> Supplied material:
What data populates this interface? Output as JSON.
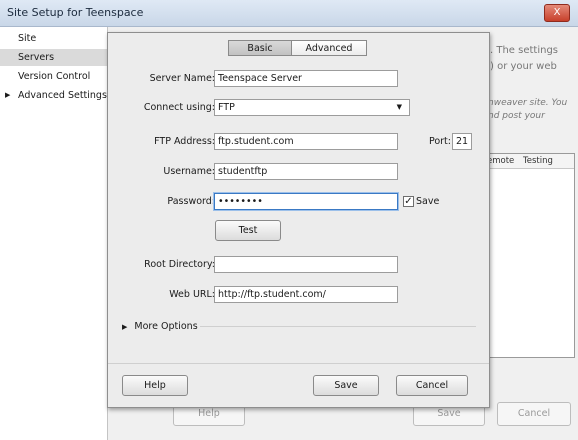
{
  "window": {
    "title": "Site Setup for Teenspace",
    "close_label": "X"
  },
  "sidebar": {
    "items": [
      {
        "label": "Site"
      },
      {
        "label": "Servers"
      },
      {
        "label": "Version Control"
      },
      {
        "label": "Advanced Settings",
        "expand_glyph": "▶"
      }
    ]
  },
  "background": {
    "text_line1": ". The settings",
    "text_line2": ") or your web",
    "text_italic1": "nweaver site. You",
    "text_italic2": "nd post your",
    "col_remote": "emote",
    "col_testing": "Testing",
    "help_label": "Help",
    "save_label": "Save",
    "cancel_label": "Cancel"
  },
  "dialog": {
    "tabs": [
      {
        "label": "Basic"
      },
      {
        "label": "Advanced"
      }
    ],
    "server_name": {
      "label": "Server Name:",
      "value": "Teenspace Server"
    },
    "connect_using": {
      "label": "Connect using:",
      "value": "FTP",
      "caret": "▼"
    },
    "ftp_address": {
      "label": "FTP Address:",
      "value": "ftp.student.com"
    },
    "port": {
      "label": "Port:",
      "value": "21"
    },
    "username": {
      "label": "Username:",
      "value": "studentftp"
    },
    "password": {
      "label": "Password:",
      "value": "••••••••"
    },
    "save_password": {
      "label": "Save",
      "check": "✓"
    },
    "test_label": "Test",
    "root_directory": {
      "label": "Root Directory:",
      "value": ""
    },
    "web_url": {
      "label": "Web URL:",
      "value": "http://ftp.student.com/"
    },
    "more_options": {
      "label": "More Options",
      "glyph": "▶"
    },
    "help_label": "Help",
    "save_label": "Save",
    "cancel_label": "Cancel"
  }
}
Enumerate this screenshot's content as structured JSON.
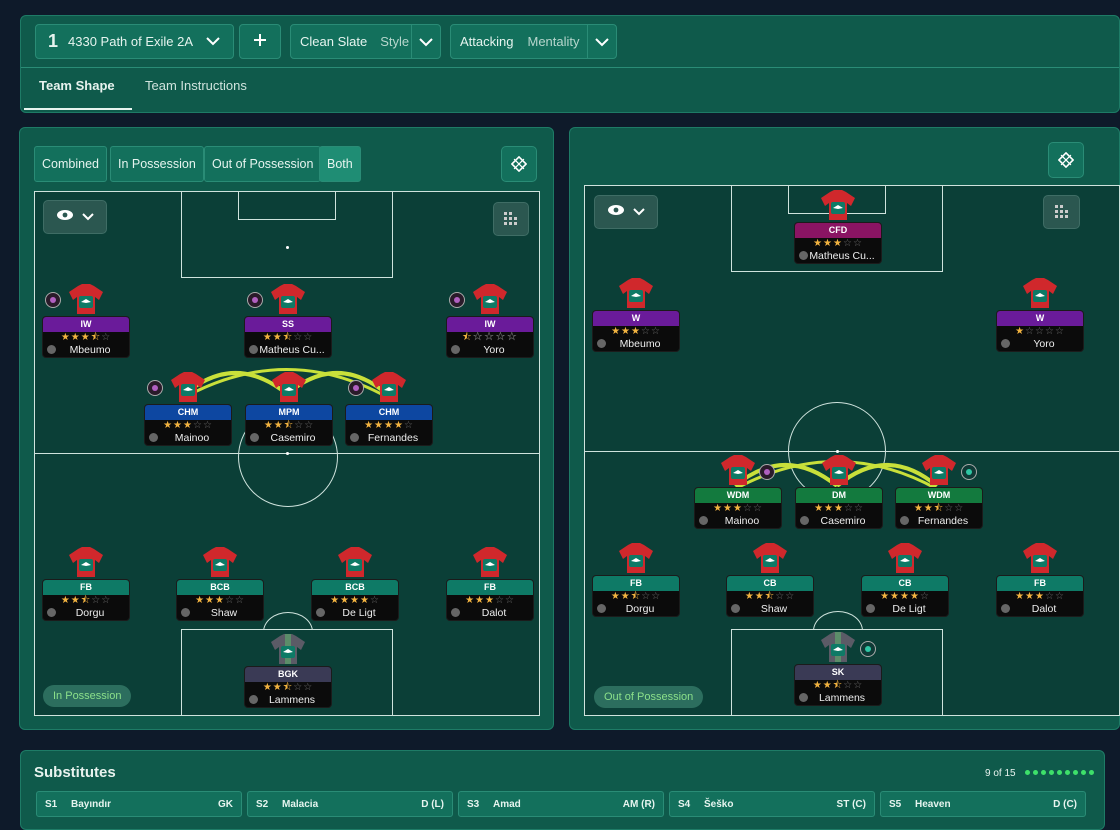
{
  "tactic": {
    "number": "1",
    "name": "4330 Path of Exile 2A",
    "style_value": "Clean Slate",
    "style_label": "Style",
    "mentality_value": "Attacking",
    "mentality_label": "Mentality"
  },
  "tabs": [
    "Team Shape",
    "Team Instructions"
  ],
  "view_modes": [
    "Combined",
    "In Possession",
    "Out of Possession",
    "Both"
  ],
  "left_pitch": {
    "label": "In Possession",
    "players": [
      {
        "role": "IW",
        "name": "Mbeumo",
        "stars": "★★★⯪☆"
      },
      {
        "role": "SS",
        "name": "Matheus Cu...",
        "stars": "★★⯪☆☆"
      },
      {
        "role": "IW",
        "name": "Yoro",
        "stars": "⯪☆☆☆☆"
      },
      {
        "role": "CHM",
        "name": "Mainoo",
        "stars": "★★★☆☆"
      },
      {
        "role": "MPM",
        "name": "Casemiro",
        "stars": "★★⯪☆☆"
      },
      {
        "role": "CHM",
        "name": "Fernandes",
        "stars": "★★★★☆"
      },
      {
        "role": "FB",
        "name": "Dorgu",
        "stars": "★★⯪☆☆"
      },
      {
        "role": "BCB",
        "name": "Shaw",
        "stars": "★★★☆☆"
      },
      {
        "role": "BCB",
        "name": "De Ligt",
        "stars": "★★★★☆"
      },
      {
        "role": "FB",
        "name": "Dalot",
        "stars": "★★★☆☆"
      },
      {
        "role": "BGK",
        "name": "Lammens",
        "stars": "★★⯪☆☆"
      }
    ]
  },
  "right_pitch": {
    "label": "Out of Possession",
    "players": [
      {
        "role": "CFD",
        "name": "Matheus Cu...",
        "stars": "★★★☆☆"
      },
      {
        "role": "W",
        "name": "Mbeumo",
        "stars": "★★★☆☆"
      },
      {
        "role": "W",
        "name": "Yoro",
        "stars": "★☆☆☆☆"
      },
      {
        "role": "WDM",
        "name": "Mainoo",
        "stars": "★★★☆☆"
      },
      {
        "role": "DM",
        "name": "Casemiro",
        "stars": "★★★☆☆"
      },
      {
        "role": "WDM",
        "name": "Fernandes",
        "stars": "★★⯪☆☆"
      },
      {
        "role": "FB",
        "name": "Dorgu",
        "stars": "★★⯪☆☆"
      },
      {
        "role": "CB",
        "name": "Shaw",
        "stars": "★★⯪☆☆"
      },
      {
        "role": "CB",
        "name": "De Ligt",
        "stars": "★★★★☆"
      },
      {
        "role": "FB",
        "name": "Dalot",
        "stars": "★★★☆☆"
      },
      {
        "role": "SK",
        "name": "Lammens",
        "stars": "★★⯪☆☆"
      }
    ]
  },
  "substitutes": {
    "title": "Substitutes",
    "count": "9 of 15",
    "items": [
      {
        "code": "S1",
        "name": "Bayındır",
        "pos": "GK"
      },
      {
        "code": "S2",
        "name": "Malacia",
        "pos": "D (L)"
      },
      {
        "code": "S3",
        "name": "Amad",
        "pos": "AM (R)"
      },
      {
        "code": "S4",
        "name": "Šeško",
        "pos": "ST (C)"
      },
      {
        "code": "S5",
        "name": "Heaven",
        "pos": "D (C)"
      }
    ]
  },
  "colors": {
    "attack": "#6a1b9a",
    "mid": "#0d47a1",
    "def": "#0e7a66",
    "gk": "#3a3a55",
    "dm": "#137a3e",
    "cfd": "#8a1463"
  },
  "icons": {
    "expand": "chevron-down-icon",
    "add": "plus-icon",
    "eye": "eye-icon",
    "grid": "grid-icon",
    "pitch": "pitch-toggle-icon"
  }
}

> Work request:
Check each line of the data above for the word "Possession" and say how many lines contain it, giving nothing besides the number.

> Problem solution:
4